We can be thankful that we live when such legal avenues are available. For much of history, debtors were not treated so kindly. Often they and their families were sold into slavery or they were cast into the debtors’ prison (2 Kings 4:1ff.). Bankruptcy might not be the optimum solution, but surely it is better than that! The reader asks about the year of Jubilee (Lev. 25) but that is not applicable here. The law of Jubilee applied only to the land of Canaan, only every fifty years, and only to Israelites. It was a law that made sure that the land remained with the families to whom it was allotted in the days of Joshua. The impoverished it was designed to help were not reckless spendthrifts, but God’s people who were victims of circumstances (plague, famine, etc). It provided an equitable solution for the poor in their distress and is an example of the merciful provision in God’s law, but it does not apply to modern nations.
Remember as well that the church has a role to play in all this. First, an impoverished Christian must not be ashamed to seek the help of the deacons. They are the representatives of the merciful Christ in the congregation. They do more than distribute alms. They also give advice on good stewardship. Often good management (if a person is not already hopelessly mired in debt) can avoid the case ending in bankruptcy. Second, if the elders have reason to believe that a man is exploiting his neighbor by abusing bankruptcy laws they should certainly intervene and admonish the church member. Church discipline might even be necessary in certain cases (1 Cor. 6:5–10), but each case would have to be determined individually.
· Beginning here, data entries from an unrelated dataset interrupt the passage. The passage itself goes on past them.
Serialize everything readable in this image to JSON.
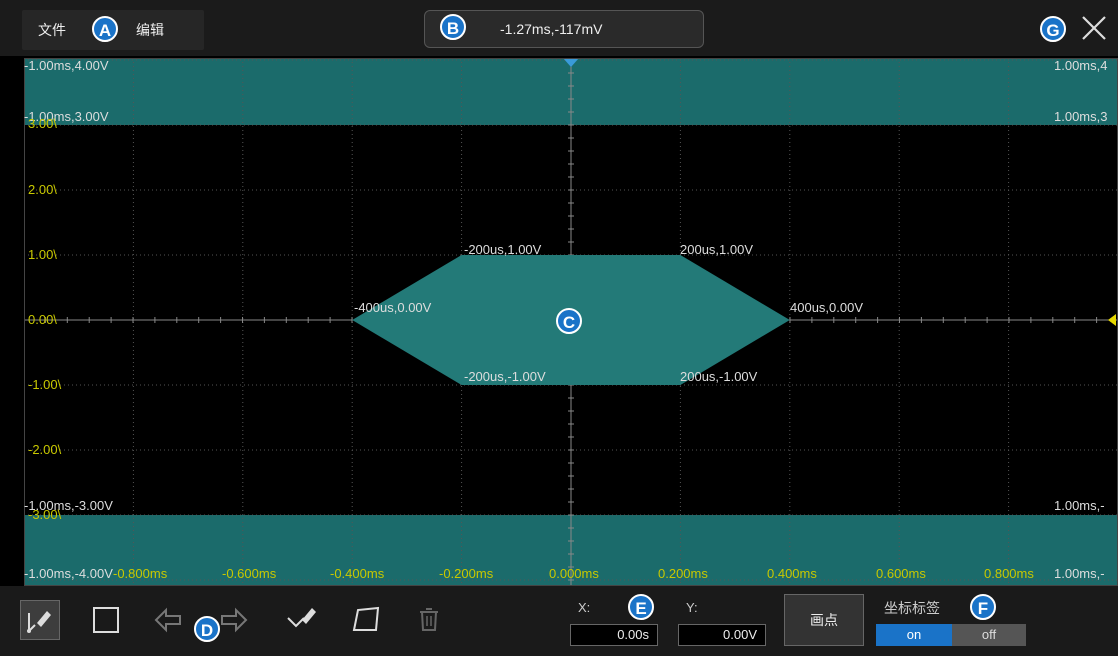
{
  "menu": {
    "file": "文件",
    "edit": "编辑"
  },
  "badges": {
    "a": "A",
    "b": "B",
    "c": "C",
    "d": "D",
    "e": "E",
    "f": "F",
    "g": "G"
  },
  "cursor_readout": "-1.27ms,-117mV",
  "plot": {
    "band_color": "#1b6b6b",
    "shape_color": "#237a78",
    "grid_color": "#555555",
    "axis_label_color": "#c8c800",
    "corner_labels": {
      "top_left": "-1.00ms,4.00V",
      "top_right": "1.00ms,4",
      "band_top_left": "-1.00ms,3.00V",
      "band_top_right": "1.00ms,3",
      "band_bottom_left": "-1.00ms,-3.00V",
      "band_bottom_right": "1.00ms,-",
      "bottom_left": "-1.00ms,-4.00V",
      "bottom_right": "1.00ms,-"
    },
    "y_ticks": [
      "3.00\\",
      "2.00\\",
      "1.00\\",
      "0.00\\",
      "-1.00\\",
      "-2.00\\",
      "-3.00\\"
    ],
    "x_ticks": [
      "-0.800ms",
      "-0.600ms",
      "-0.400ms",
      "-0.200ms",
      "0.000ms",
      "0.200ms",
      "0.400ms",
      "0.600ms",
      "0.800ms"
    ],
    "points": [
      {
        "label": "-400us,0.00V",
        "t_us": -400,
        "v": 0.0
      },
      {
        "label": "-200us,1.00V",
        "t_us": -200,
        "v": 1.0
      },
      {
        "label": "200us,1.00V",
        "t_us": 200,
        "v": 1.0
      },
      {
        "label": "400us,0.00V",
        "t_us": 400,
        "v": 0.0
      },
      {
        "label": "200us,-1.00V",
        "t_us": 200,
        "v": -1.0
      },
      {
        "label": "-200us,-1.00V",
        "t_us": -200,
        "v": -1.0
      }
    ]
  },
  "editor": {
    "x_label": "X:",
    "x_value": "0.00s",
    "y_label": "Y:",
    "y_value": "0.00V",
    "draw_point": "画点",
    "coord_label_title": "坐标标签",
    "toggle_on": "on",
    "toggle_off": "off"
  },
  "icons": {
    "draw_tool": "pen-line-icon",
    "rect_tool": "rectangle-icon",
    "undo": "undo-arrow-icon",
    "redo": "redo-arrow-icon",
    "edit_point": "edit-point-icon",
    "shape_tool": "quadrilateral-icon",
    "delete": "trash-icon",
    "close": "close-icon"
  }
}
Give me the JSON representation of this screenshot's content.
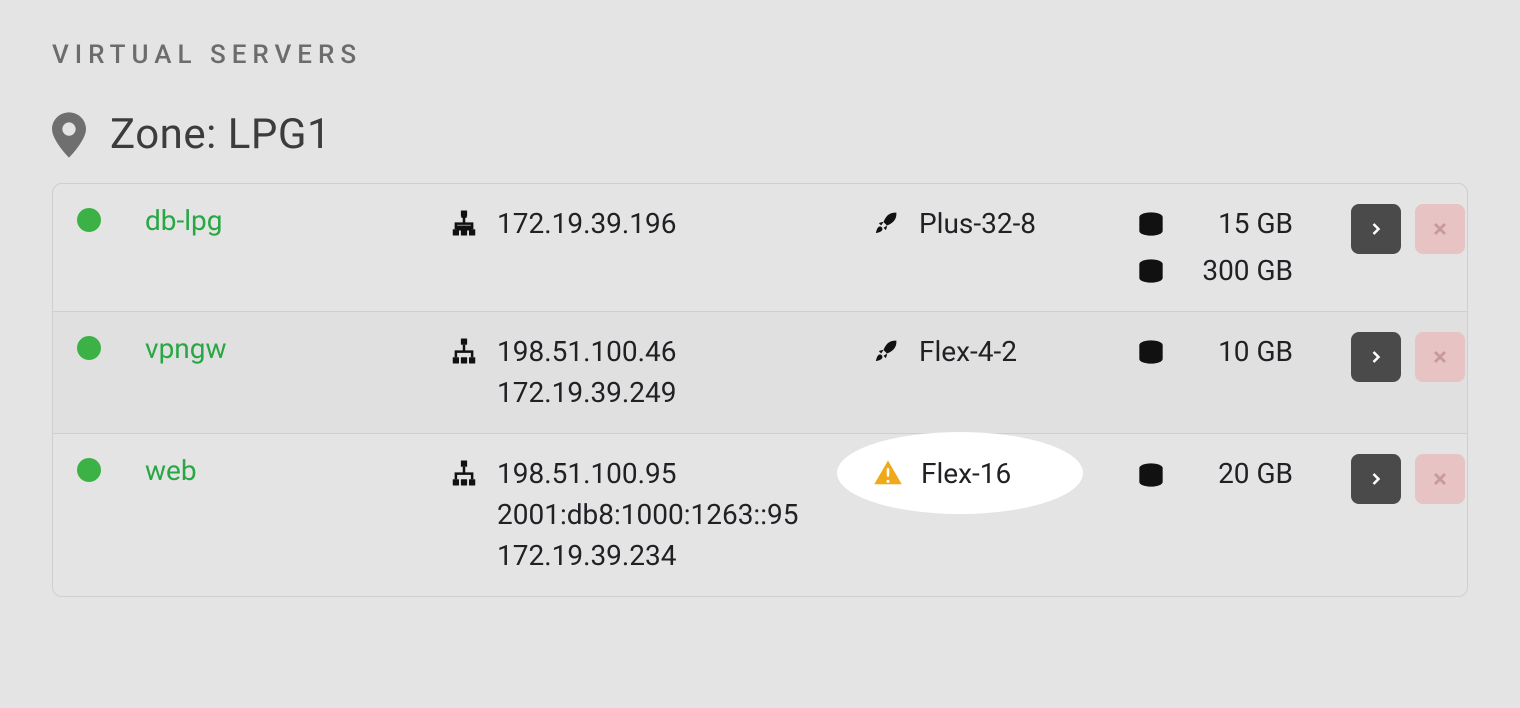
{
  "section_title": "VIRTUAL SERVERS",
  "zone": {
    "label_prefix": "Zone: ",
    "name": "LPG1"
  },
  "servers": [
    {
      "name": "db-lpg",
      "ips": [
        "172.19.39.196"
      ],
      "flavor": "Plus-32-8",
      "flavor_warning": false,
      "disks": [
        "15 GB",
        "300 GB"
      ]
    },
    {
      "name": "vpngw",
      "ips": [
        "198.51.100.46",
        "172.19.39.249"
      ],
      "flavor": "Flex-4-2",
      "flavor_warning": false,
      "disks": [
        "10 GB"
      ]
    },
    {
      "name": "web",
      "ips": [
        "198.51.100.95",
        "2001:db8:1000:1263::95",
        "172.19.39.234"
      ],
      "flavor": "Flex-16",
      "flavor_warning": true,
      "disks": [
        "20 GB"
      ]
    }
  ]
}
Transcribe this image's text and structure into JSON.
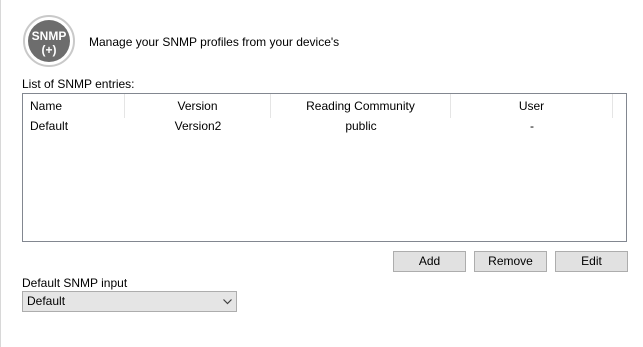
{
  "header": {
    "logo_text": "SNMP",
    "logo_symbol": "(+)",
    "logo_icon": "snmp-badge-icon",
    "description": "Manage your SNMP profiles from your device's"
  },
  "list": {
    "label": "List of SNMP entries:",
    "columns": [
      "Name",
      "Version",
      "Reading Community",
      "User"
    ],
    "rows": [
      {
        "name": "Default",
        "version": "Version2",
        "reading_community": "public",
        "user": "-"
      }
    ]
  },
  "buttons": {
    "add": "Add",
    "remove": "Remove",
    "edit": "Edit"
  },
  "default_input": {
    "label": "Default SNMP input",
    "selected": "Default",
    "arrow_icon": "chevron-down-icon"
  },
  "colors": {
    "logo_gray": "#6d6d6d",
    "list_border": "#828790",
    "button_face": "#e1e1e1",
    "button_border": "#adadad"
  }
}
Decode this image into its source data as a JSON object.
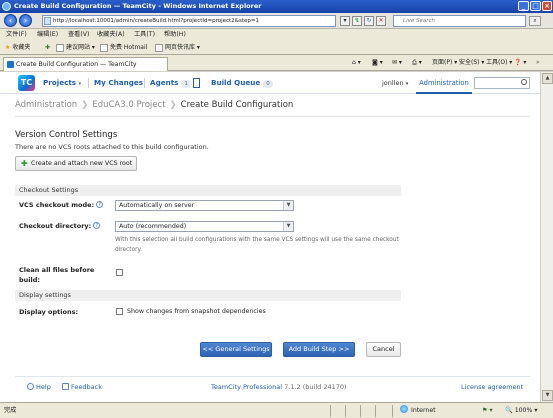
{
  "window": {
    "title": "Create Build Configuration — TeamCity - Windows Internet Explorer"
  },
  "address_bar": {
    "url": "http://localhost:10001/admin/createBuild.html?projectId=project2&step=1",
    "search_placeholder": "Live Search"
  },
  "menu": [
    "文件(F)",
    "编辑(E)",
    "查看(V)",
    "收藏夹(A)",
    "工具(T)",
    "帮助(H)"
  ],
  "favorites": {
    "label": "收藏夹",
    "items": [
      "建议网站 ▾",
      "免费 Hotmail",
      "网页快讯库 ▾"
    ]
  },
  "browser_tab": {
    "title": "Create Build Configuration — TeamCity"
  },
  "command_bar": {
    "page": "页面(P) ▾",
    "safety": "安全(S) ▾",
    "tools": "工具(O) ▾",
    "help": "❓ ▾"
  },
  "tc_header": {
    "logo": "TC",
    "nav": {
      "projects": "Projects",
      "my_changes": "My Changes",
      "agents": "Agents",
      "agents_count": "1",
      "build_queue": "Build Queue",
      "queue_count": "0"
    },
    "user": "jonllen",
    "administration": "Administration"
  },
  "breadcrumb": {
    "items": [
      "Administration",
      "EduCA3.0 Project",
      "Create Build Configuration"
    ]
  },
  "vcs": {
    "title": "Version Control Settings",
    "description": "There are no VCS roots attached to this build configuration.",
    "attach_button": "Create and attach new VCS root"
  },
  "checkout_settings": {
    "header": "Checkout Settings",
    "vcs_mode_label": "VCS checkout mode:",
    "vcs_mode_value": "Automatically on server",
    "dir_label": "Checkout directory:",
    "dir_value": "Auto (recommended)",
    "dir_note": "With this selection all build configurations with the same VCS settings will use the same checkout directory.",
    "clean_label": "Clean all files before build:"
  },
  "display_settings": {
    "header": "Display settings",
    "options_label": "Display options:",
    "snapshot_label": "Show changes from snapshot dependencies"
  },
  "buttons": {
    "general": "<< General Settings",
    "add_step": "Add Build Step >>",
    "cancel": "Cancel"
  },
  "footer": {
    "help": "Help",
    "feedback": "Feedback",
    "product": "TeamCity Professional",
    "version": "7.1.2 (build 24170)",
    "license": "License agreement"
  },
  "status_bar": {
    "status": "完成",
    "zone": "Internet",
    "zoom": "100%"
  }
}
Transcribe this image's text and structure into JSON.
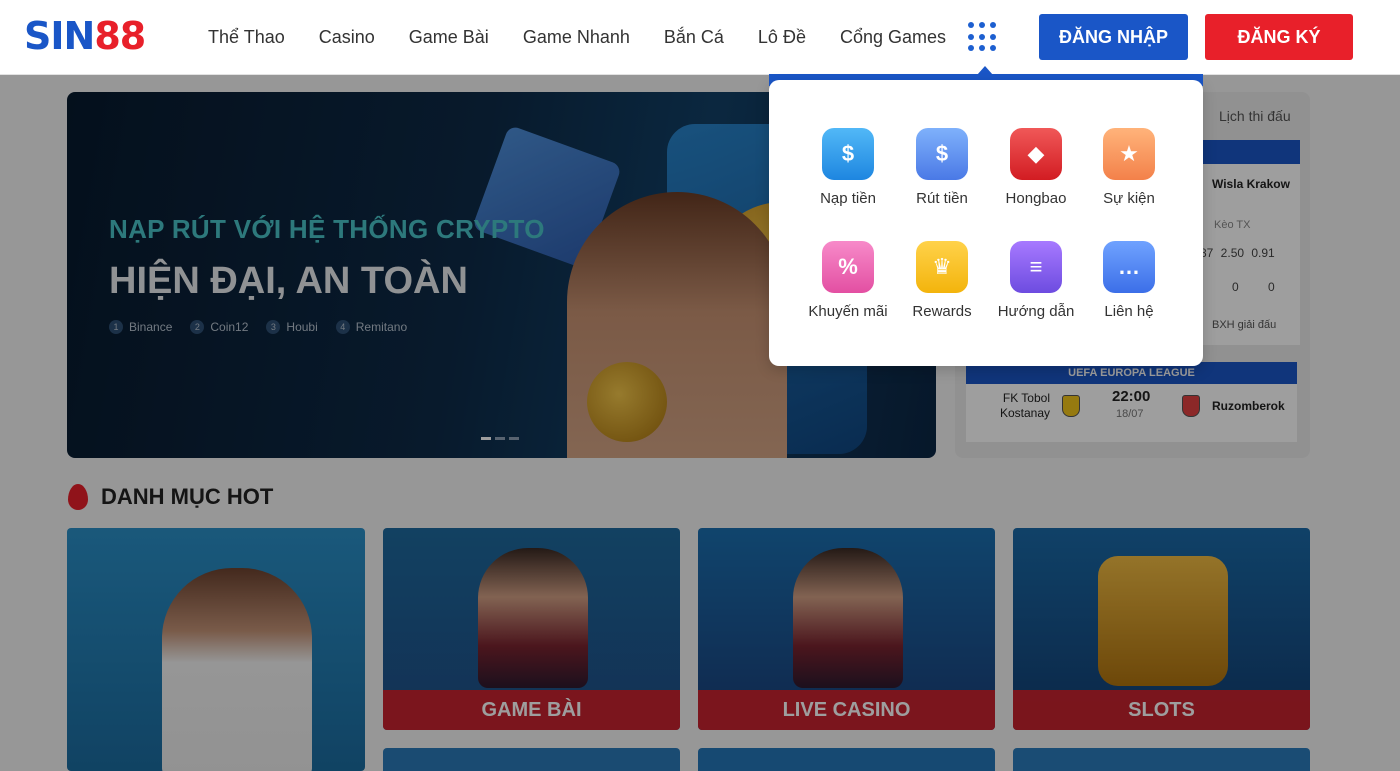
{
  "header": {
    "logo": {
      "part1": "SIN",
      "part2": "88"
    },
    "nav": [
      "Thể Thao",
      "Casino",
      "Game Bài",
      "Game Nhanh",
      "Bắn Cá",
      "Lô Đề",
      "Cổng Games"
    ],
    "login_label": "ĐĂNG NHẬP",
    "register_label": "ĐĂNG KÝ",
    "menu_icon": "grid-icon",
    "colors": {
      "blue": "#1a56c7",
      "red": "#e8202a"
    }
  },
  "dropdown": {
    "items": [
      {
        "label": "Nạp tiền",
        "icon": "deposit-icon",
        "glyph": "$"
      },
      {
        "label": "Rút tiền",
        "icon": "withdraw-icon",
        "glyph": "$"
      },
      {
        "label": "Hongbao",
        "icon": "red-envelope-icon",
        "glyph": "◆"
      },
      {
        "label": "Sự kiện",
        "icon": "calendar-icon",
        "glyph": "★"
      },
      {
        "label": "Khuyến mãi",
        "icon": "promotion-icon",
        "glyph": "%"
      },
      {
        "label": "Rewards",
        "icon": "crown-icon",
        "glyph": "♛"
      },
      {
        "label": "Hướng dẫn",
        "icon": "guide-icon",
        "glyph": "≡"
      },
      {
        "label": "Liên hệ",
        "icon": "chat-icon",
        "glyph": "…"
      }
    ]
  },
  "banner": {
    "subtitle": "NẠP RÚT VỚI HỆ THỐNG CRYPTO",
    "title": "HIỆN ĐẠI, AN TOÀN",
    "list": [
      {
        "num": "1",
        "name": "Binance"
      },
      {
        "num": "2",
        "name": "Coin12"
      },
      {
        "num": "3",
        "name": "Houbi"
      },
      {
        "num": "4",
        "name": "Remitano"
      }
    ]
  },
  "schedule": {
    "tab": "Lịch thi đấu",
    "match1": {
      "team_right": "Wisla Krakow",
      "odds_header": "Kèo TX",
      "odds": "87 2.50 0.91",
      "zeros": "0 0 0"
    },
    "standings": "BXH giải đấu",
    "match2": {
      "league": "UEFA EUROPA LEAGUE",
      "team_left": "FK Tobol Kostanay",
      "time": "22:00",
      "date": "18/07",
      "team_right": "Ruzomberok"
    }
  },
  "hot": {
    "title": "DANH MỤC HOT",
    "tiles": [
      "GAME BÀI",
      "LIVE CASINO",
      "SLOTS"
    ]
  }
}
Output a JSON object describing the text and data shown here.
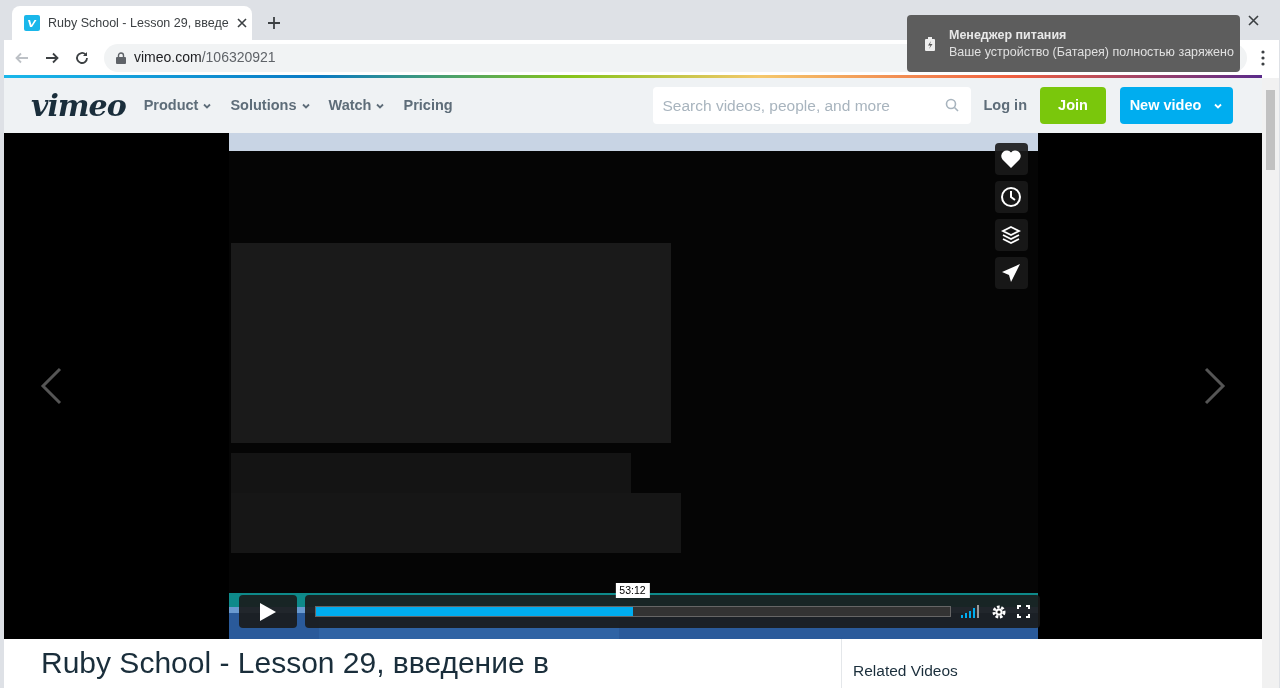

I hope this answer, which by no means answers all the details concerning the subject of bankruptcy, has been of some help to our readers. Let us seek to be faithful in our financial affairs as well as in every other aspect of our life as stewards of what God has given.